### Exercise requirements
Check every line of the entries below for the word "data", and copy the ones that have it.

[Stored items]
· · · · · · ·

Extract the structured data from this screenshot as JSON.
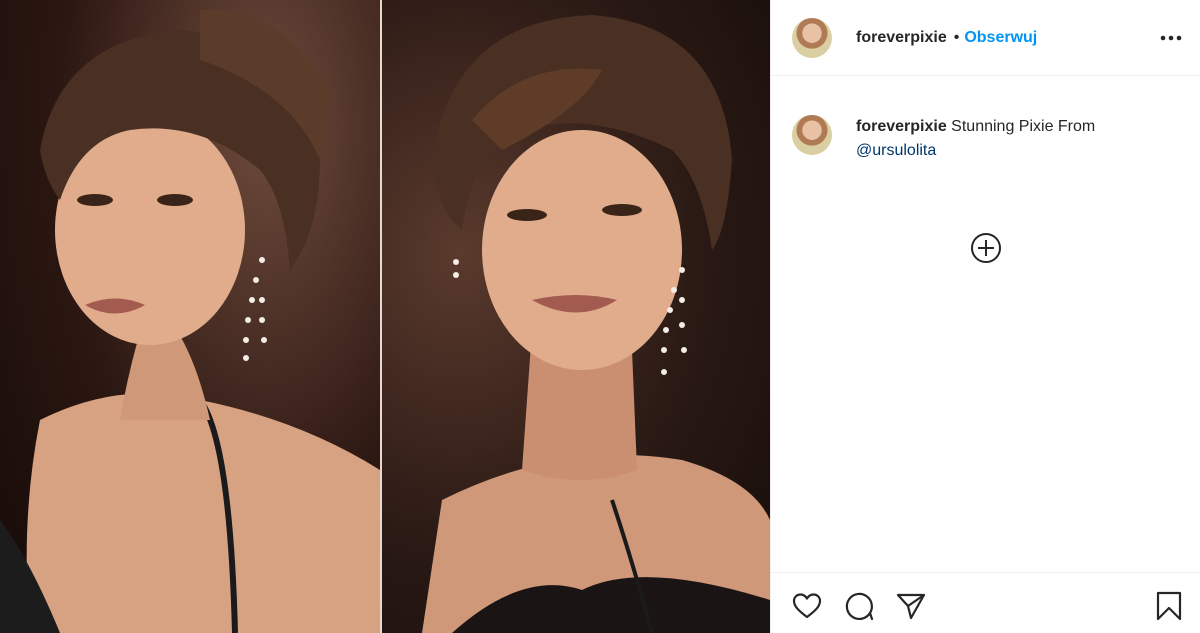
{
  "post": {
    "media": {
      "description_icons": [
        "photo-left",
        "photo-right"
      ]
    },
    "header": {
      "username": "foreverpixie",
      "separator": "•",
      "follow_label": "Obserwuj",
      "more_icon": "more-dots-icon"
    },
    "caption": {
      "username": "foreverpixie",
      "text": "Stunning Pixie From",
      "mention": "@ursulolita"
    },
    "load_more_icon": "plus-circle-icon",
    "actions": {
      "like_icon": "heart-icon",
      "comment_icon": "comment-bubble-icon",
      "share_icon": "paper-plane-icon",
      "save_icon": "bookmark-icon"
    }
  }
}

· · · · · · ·

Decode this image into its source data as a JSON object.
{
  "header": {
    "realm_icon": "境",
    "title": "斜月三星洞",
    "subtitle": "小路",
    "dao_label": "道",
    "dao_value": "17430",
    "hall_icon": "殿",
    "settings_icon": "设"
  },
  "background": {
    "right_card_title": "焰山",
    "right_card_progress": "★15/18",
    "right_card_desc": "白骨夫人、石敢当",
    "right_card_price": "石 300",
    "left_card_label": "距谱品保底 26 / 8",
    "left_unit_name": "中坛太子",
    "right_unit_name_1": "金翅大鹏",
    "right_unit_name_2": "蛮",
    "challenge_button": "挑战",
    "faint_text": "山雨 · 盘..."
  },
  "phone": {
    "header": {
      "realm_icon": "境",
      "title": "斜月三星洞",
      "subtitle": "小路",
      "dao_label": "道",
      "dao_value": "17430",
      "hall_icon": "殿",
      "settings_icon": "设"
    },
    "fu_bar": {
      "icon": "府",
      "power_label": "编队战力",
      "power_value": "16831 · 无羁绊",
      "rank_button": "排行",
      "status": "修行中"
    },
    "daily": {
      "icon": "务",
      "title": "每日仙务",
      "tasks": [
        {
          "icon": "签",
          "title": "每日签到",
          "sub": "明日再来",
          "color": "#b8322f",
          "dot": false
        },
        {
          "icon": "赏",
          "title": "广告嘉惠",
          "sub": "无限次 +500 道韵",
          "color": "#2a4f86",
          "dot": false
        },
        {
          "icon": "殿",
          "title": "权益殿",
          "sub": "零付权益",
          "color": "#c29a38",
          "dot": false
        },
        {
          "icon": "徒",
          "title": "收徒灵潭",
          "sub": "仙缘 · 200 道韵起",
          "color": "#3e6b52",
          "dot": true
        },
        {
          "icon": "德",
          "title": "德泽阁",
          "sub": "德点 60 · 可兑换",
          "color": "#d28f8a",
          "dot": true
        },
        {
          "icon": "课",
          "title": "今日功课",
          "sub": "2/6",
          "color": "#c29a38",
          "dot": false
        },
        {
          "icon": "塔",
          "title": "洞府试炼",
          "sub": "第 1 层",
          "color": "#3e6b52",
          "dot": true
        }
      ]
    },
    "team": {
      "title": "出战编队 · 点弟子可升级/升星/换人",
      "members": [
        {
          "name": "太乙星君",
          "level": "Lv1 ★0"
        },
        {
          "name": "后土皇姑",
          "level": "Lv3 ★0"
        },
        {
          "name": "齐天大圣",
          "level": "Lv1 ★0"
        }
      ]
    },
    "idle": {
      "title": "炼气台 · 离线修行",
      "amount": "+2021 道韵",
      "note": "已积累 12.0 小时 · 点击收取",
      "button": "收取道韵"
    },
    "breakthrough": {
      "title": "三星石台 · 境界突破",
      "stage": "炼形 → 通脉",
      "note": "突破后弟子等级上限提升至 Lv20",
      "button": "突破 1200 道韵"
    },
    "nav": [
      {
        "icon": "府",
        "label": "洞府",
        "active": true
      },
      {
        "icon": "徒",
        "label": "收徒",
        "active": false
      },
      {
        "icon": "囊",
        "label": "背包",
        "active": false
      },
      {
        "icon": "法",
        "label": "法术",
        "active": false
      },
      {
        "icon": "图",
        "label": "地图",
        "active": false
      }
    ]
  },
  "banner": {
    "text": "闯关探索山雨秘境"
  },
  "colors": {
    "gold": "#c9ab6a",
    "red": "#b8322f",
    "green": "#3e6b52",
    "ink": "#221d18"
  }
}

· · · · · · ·

### Solution
Extract the structured data from this screenshot as JSON.
Decode this image into its source data as a JSON object.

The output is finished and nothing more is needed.